Works Cited

Bakewell, Liza. “Image Acts.” Amer­i­can Anthro­pol­o­gist, vol. 100, no. 1, 1998, pp. 22-32.

Beck, John C. and Thomas H. Dav­en­port. The Atten­tion Econ­o­my: Under­stand­ing the New Cur­ren­cy of Busi­ness. Har­vard Busi­ness P, 2001.

Cit­ton, Yves. Pour une écolo­gie de l’attention. Seuil, 2014.

Cronin, Michael. Eco-Trans­la­tion: Trans­la­tion and Ecol­o­gy in the Age of the Anthro­pocene. Rout­ledge, 2017.

Dan­to, Arthur C. “Bour­dieu on Art: Field and Indi­vid­ual.” Bour­dieu: A Crit­i­cal Read­er, edit­ed by Richard Schus­ter­man, Black­well, 1999, pp. 214-19.

Delabasti­ta, Dirk. “His­to­ries and Utopias: On Venuti’s The Translator’s Invis­i­bil­i­ty.” The Trans­la­tor, vol. 16, no.1, 2014, pp.125-34. https://​doi​.org/​1​0​.​1​0​8​0​/​1​3​5​5​6​5​0​9​.​2​0​1​0​.​1​0​7​9​9​296.

Democracy–Im Rausch der Dat­en. Direct­ed by David Ber­net, Indi Film, 2015, http://​www​.democ​ra​cy​-film​.de. Accessed 4 August 2020.

Gold­haber, Michael. “Some Atten­tion Apothegms.” The WELL, 1996, https://​peo​ple​.well​.com/​u​s​e​r​/​m​g​o​l​d​h​/​a​p​o​t​h​.​h​tml. Accessed 29 Octo­ber 2020.

—. “The Atten­tion Econ­o­my and the Net.” The WELL, 1997, http://​well​.com/​u​s​e​r​/​m​g​o​l​d​h​/​A​t​E​c​a​n​d​N​e​t​.​h​tml. Accessed 4 August 2020.

Kölling, Angela. “NZ@Frankfurt: Imag­in­ing New Zealand’s Guest of Hon­our Pre­sen­ta­tion at the 2012 Frank­furt Book Fair from the Point of View of Lit­er­ary Trans­la­tion.” Imag­i­na­tions, vol. 5, no. 1, 2014, pp. 81-99.

—. “‘In and Out of Sight’ Trans­la­tors, Vis­i­bil­i­ty and the Net­works of the Lit­er­ary Trans­la­tion Field: The Case of the Lit­er­ary Trans­la­tion Prize at the Leipzig Book Fair.” Trans­fer, vol. 14, 2018, pp. 24-48. https://​doi​.org/​1​0​.​1​3​4​4​/​t​r​a​n​s​f​e​r​.​2​0​1​9​.​1​4​.​2​4​-48.

Met­zinger, Thomas. “Unter­wegs zu einem neuen Men­schen­bild.” Gehirn&Geist, vol. 11, 2005, pp. 50-54, https://​www​.spek​trum​.de/​m​a​g​a​z​i​n​/​u​n​t​e​r​w​e​g​s​-​z​u​-​e​i​n​e​m​-​n​e​u​e​n​-​m​e​n​s​c​h​e​n​b​i​l​d​/​8​3​6​879.

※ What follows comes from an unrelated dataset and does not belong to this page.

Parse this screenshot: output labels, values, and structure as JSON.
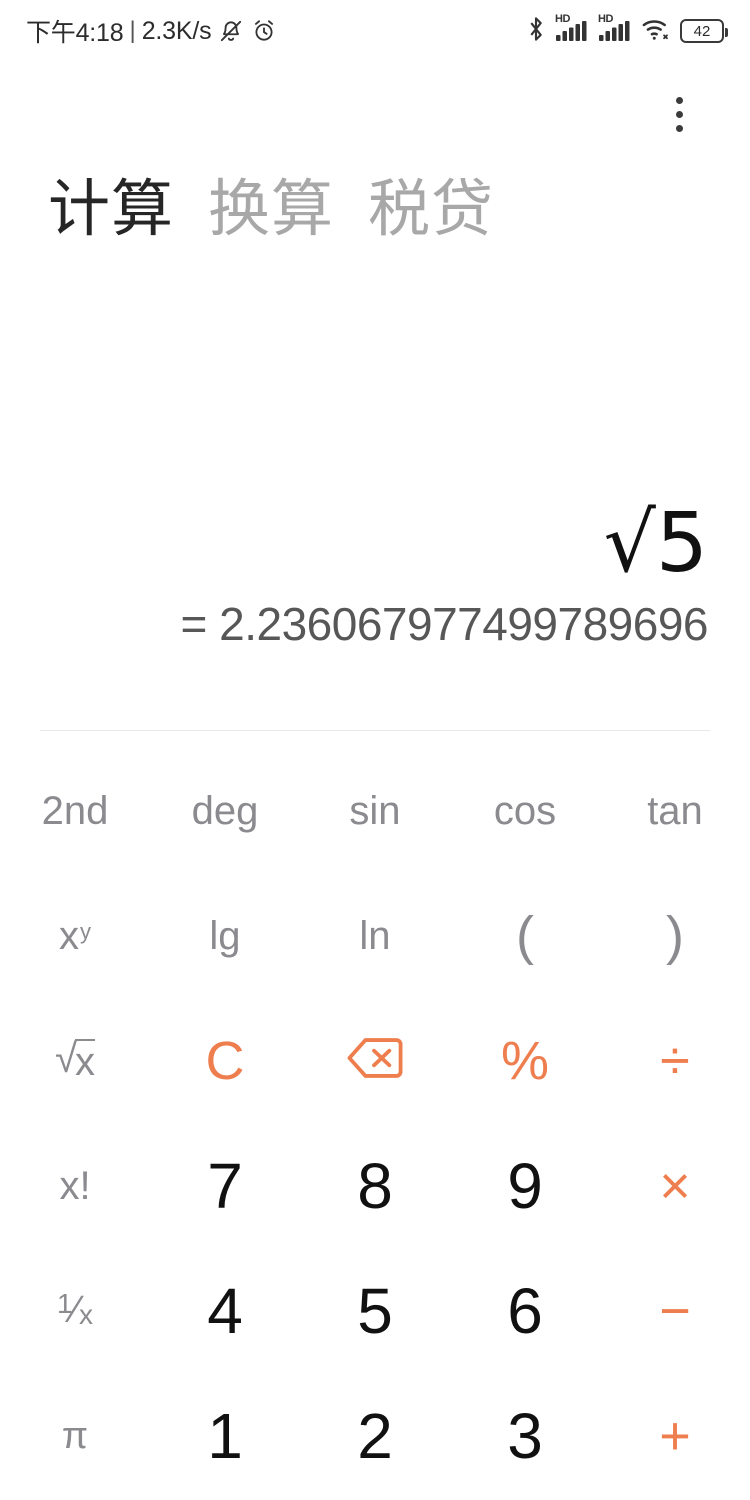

—. “Zehn Jahre Neu­roethik der phar­mazeutis­chen kog­ni­tiv­en Enhance­ments – Aktuelle Prob­leme und Hand­lungsrichtlin­ien für die Praxis/10 Years of Neu­roethics in Phar­ma­ceu­ti­cal Cog­ni­tive Enhance­ment – Cur­rent Prob­lems and Guide­lines for the Prax­is.” Fortschr Neu­rol Psy­chi­a­tr, vol. 80, no. 1, 2012, pp. 36-43. DOI: 10.1055/s-0031-1282051.

Mitchell, W.J.T. Pic­ture The­o­ry. U of Chica­go P, 1995.

Swingle, Mari K. i-Minds: How Cell Phones, Com­put­ers, Gam­ing, and Social Media Are Chang­ing Our Brains, Our Behav­iour, and the Evo­lu­tion of Our Species. New Soci­ety Pub­lish­ers, 2016.

Venu­ti, Lawrence. Trans­la­tion Changes Every­thing: The­o­ry and Prac­tice. Rout­ledge, 2013.